Digital Tools for Women Farmers

International Solidarity Foundation and its partners trained women farmers to utilize existing digital tools to enhance their livelihoods.


There are some integral reasons that inhibit women farmers’ livelihoods in Kenya’s Nyamira and Kisii counties. Low access to livelihood assets, poor linkages to markets and low access to relevant farming skills, technology and knowledge are among them.

As a solution, International Solidarity Foundation (ISF) and its partners NNWS and BWCBO experimented with training rural women farmers to utilize and adopt digital tools. The aim was to see if more of the rural women – with little or no education – could utilize the digital tools in their farming activities.

The experiment was conducted by ISF, NNWS and BWCBO.  
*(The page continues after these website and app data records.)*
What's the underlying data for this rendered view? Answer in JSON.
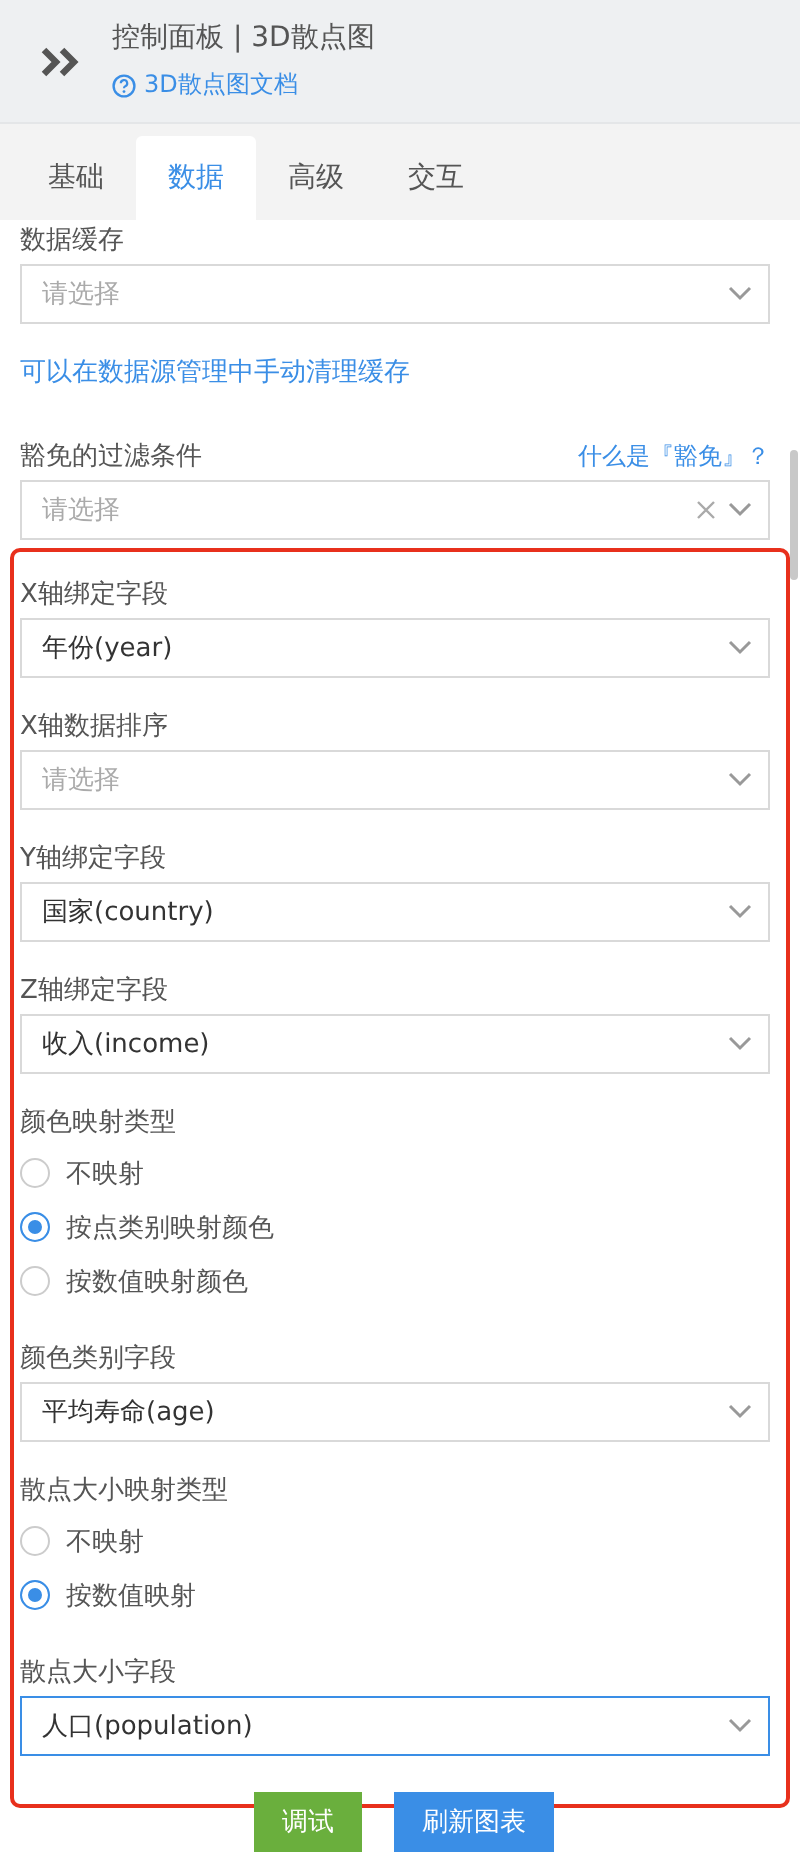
{
  "header": {
    "title": "控制面板 | 3D散点图",
    "doc_link": "3D散点图文档"
  },
  "tabs": [
    {
      "label": "基础",
      "selected": false
    },
    {
      "label": "数据",
      "selected": true
    },
    {
      "label": "高级",
      "selected": false
    },
    {
      "label": "交互",
      "selected": false
    }
  ],
  "fields": [
    {
      "kind": "select",
      "label": "数据缓存",
      "placeholder": "请选择"
    },
    {
      "kind": "link",
      "text": "可以在数据源管理中手动清理缓存"
    },
    {
      "kind": "select",
      "label": "豁免的过滤条件",
      "help": "什么是『豁免』？",
      "placeholder": "请选择",
      "clearable": true
    }
  ],
  "highlighted_fields": [
    {
      "kind": "select",
      "label": "X轴绑定字段",
      "value": "年份(year)"
    },
    {
      "kind": "select",
      "label": "X轴数据排序",
      "placeholder": "请选择"
    },
    {
      "kind": "select",
      "label": "Y轴绑定字段",
      "value": "国家(country)"
    },
    {
      "kind": "select",
      "label": "Z轴绑定字段",
      "value": "收入(income)"
    },
    {
      "kind": "radio",
      "label": "颜色映射类型",
      "options": [
        {
          "label": "不映射",
          "selected": false
        },
        {
          "label": "按点类别映射颜色",
          "selected": true
        },
        {
          "label": "按数值映射颜色",
          "selected": false
        }
      ]
    },
    {
      "kind": "select",
      "label": "颜色类别字段",
      "value": "平均寿命(age)"
    },
    {
      "kind": "radio",
      "label": "散点大小映射类型",
      "options": [
        {
          "label": "不映射",
          "selected": false
        },
        {
          "label": "按数值映射",
          "selected": true
        }
      ]
    },
    {
      "kind": "select",
      "label": "散点大小字段",
      "value": "人口(population)",
      "focused": true
    }
  ],
  "buttons": [
    {
      "label": "调试",
      "kind": "debug"
    },
    {
      "label": "刷新图表",
      "kind": "primary"
    }
  ]
}
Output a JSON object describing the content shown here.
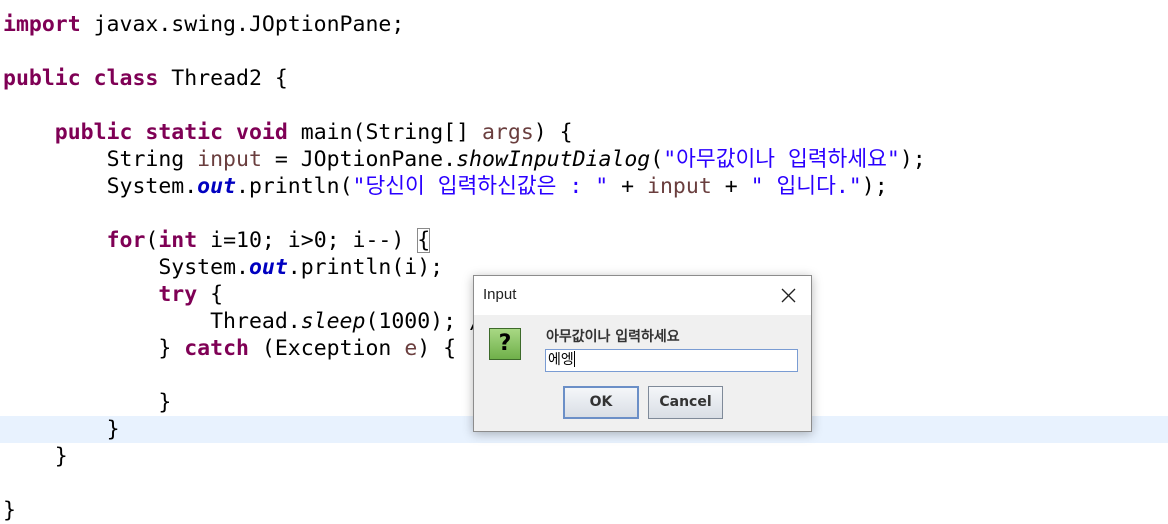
{
  "editor": {
    "lines": {
      "l1": {
        "import_kw": "import",
        "rest": " javax.swing.JOptionPane;"
      },
      "l2": {
        "public_kw": "public",
        "class_kw": "class",
        "rest": " Thread2 {"
      },
      "l3": {
        "public_kw": "public",
        "static_kw": "static",
        "void_kw": "void",
        "main": " main(String[] ",
        "args": "args",
        "close": ") {"
      },
      "l4": {
        "type": "String ",
        "var": "input",
        "eq": " = JOptionPane.",
        "method": "showInputDialog",
        "open": "(",
        "str": "\"아무값이나 입력하세요\"",
        "close": ");"
      },
      "l5": {
        "sys": "System.",
        "out": "out",
        "call": ".println(",
        "str1": "\"당신이 입력하신값은 : \"",
        "plus1": " + ",
        "var": "input",
        "plus2": " + ",
        "str2": "\" 입니다.\"",
        "close": ");"
      },
      "l6": {
        "for_kw": "for",
        "open": "(",
        "int_kw": "int",
        "i1": " i=10; i>0; i--) ",
        "brace": "{"
      },
      "l7": {
        "sys": "System.",
        "out": "out",
        "call": ".println(i);"
      },
      "l8": {
        "try_kw": "try",
        "rest": " {"
      },
      "l9": {
        "cls": "Thread.",
        "sleep": "sleep",
        "rest": "(1000); /"
      },
      "l10": {
        "brace": "} ",
        "catch_kw": "catch",
        "mid": " (Exception ",
        "var": "e",
        "rest": ") {"
      },
      "l11": {
        "text": "}"
      },
      "l12": {
        "text": "}"
      },
      "l13": {
        "text": "}"
      },
      "l14": {
        "text": "}"
      }
    }
  },
  "dialog": {
    "title": "Input",
    "message": "아무값이나 입력하세요",
    "input_value": "에엥",
    "ok_label": "OK",
    "cancel_label": "Cancel",
    "icon_glyph": "?",
    "icon_name": "question-icon",
    "close_icon_name": "close-icon"
  }
}
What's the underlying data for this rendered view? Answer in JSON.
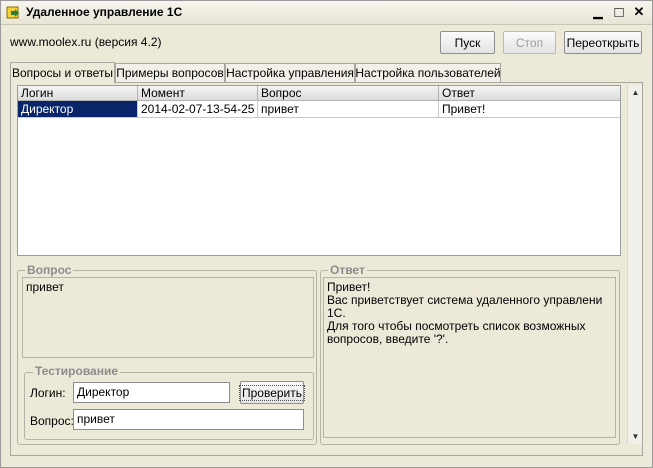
{
  "window": {
    "title": "Удаленное управление 1С",
    "minimize_glyph": "▁",
    "maximize_glyph": "□",
    "close_glyph": "✕"
  },
  "header": {
    "site": "www.moolex.ru (версия 4.2)",
    "start_label": "Пуск",
    "stop_label": "Стоп",
    "reopen_label": "Переоткрыть"
  },
  "tabs": [
    {
      "label": "Вопросы и ответы",
      "active": true
    },
    {
      "label": "Примеры вопросов",
      "active": false
    },
    {
      "label": "Настройка управления",
      "active": false
    },
    {
      "label": "Настройка пользователей",
      "active": false
    }
  ],
  "table": {
    "columns": [
      "Логин",
      "Момент",
      "Вопрос",
      "Ответ"
    ],
    "rows": [
      [
        "Директор",
        "2014-02-07-13-54-25",
        "привет",
        "Привет!"
      ]
    ]
  },
  "question_box": {
    "legend": "Вопрос",
    "text": "привет"
  },
  "answer_box": {
    "legend": "Ответ",
    "text": "Привет!\nВас приветствует система удаленного управлени 1С.\nДля того чтобы посмотреть список возможных\nвопросов, введите '?'."
  },
  "testing": {
    "legend": "Тестирование",
    "login_label": "Логин:",
    "login_value": "Директор",
    "check_label": "Проверить",
    "question_label": "Вопрос:",
    "question_value": "привет"
  },
  "icons": {
    "app": "app-icon",
    "scroll_up": "▲",
    "scroll_down": "▼"
  }
}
First, International Solidarity Foundation and its partners first identified key areas of intervention and digital tools. The focus areas included access to market information, selling, training, weather forecasting and m-banking. The digital tools selected were Wefarm, ishamba, Facebook, WhatsApp, and Mpesa.

Next, the team designed and developed user manuals to guide the farmers on the usage of the tools. These user manuals compiled available content about the digital tools and presented the content in easy-to-understand formats.

In July 2021, 22 lead farmers were trained as peer advisers. They received training and afterward, they trained their peers to use the same tools. A total of 132 farmers were targeted. Some farmers had little ICT knowledge and others had none.

The results were impressive. 26 farmers who did not own smartphones, bought one. 45 farmers joined a key WhatsApp farming group for advisory and information whereas 40 did the same on Facebook. 5 women also sold their products via WhatsApp.

Despite the gains, the majority of the farmers who participated in the experiment struggled to learn and embrace the digital tools. This is because of the lack of better phones, lack of adequate and continuous data bundles and airtime and low literacy levels among other reasons.

The experiment was conducted in Nyamira county in the project areas where ISF’s two local livelihood partners (NNWS and BWCBO) are operating in.


The experiment holds potential for scaling by mainstreaming digitization in our programs.

International Solidarity Foundation: Digital Tools for Women Farmers (PDF)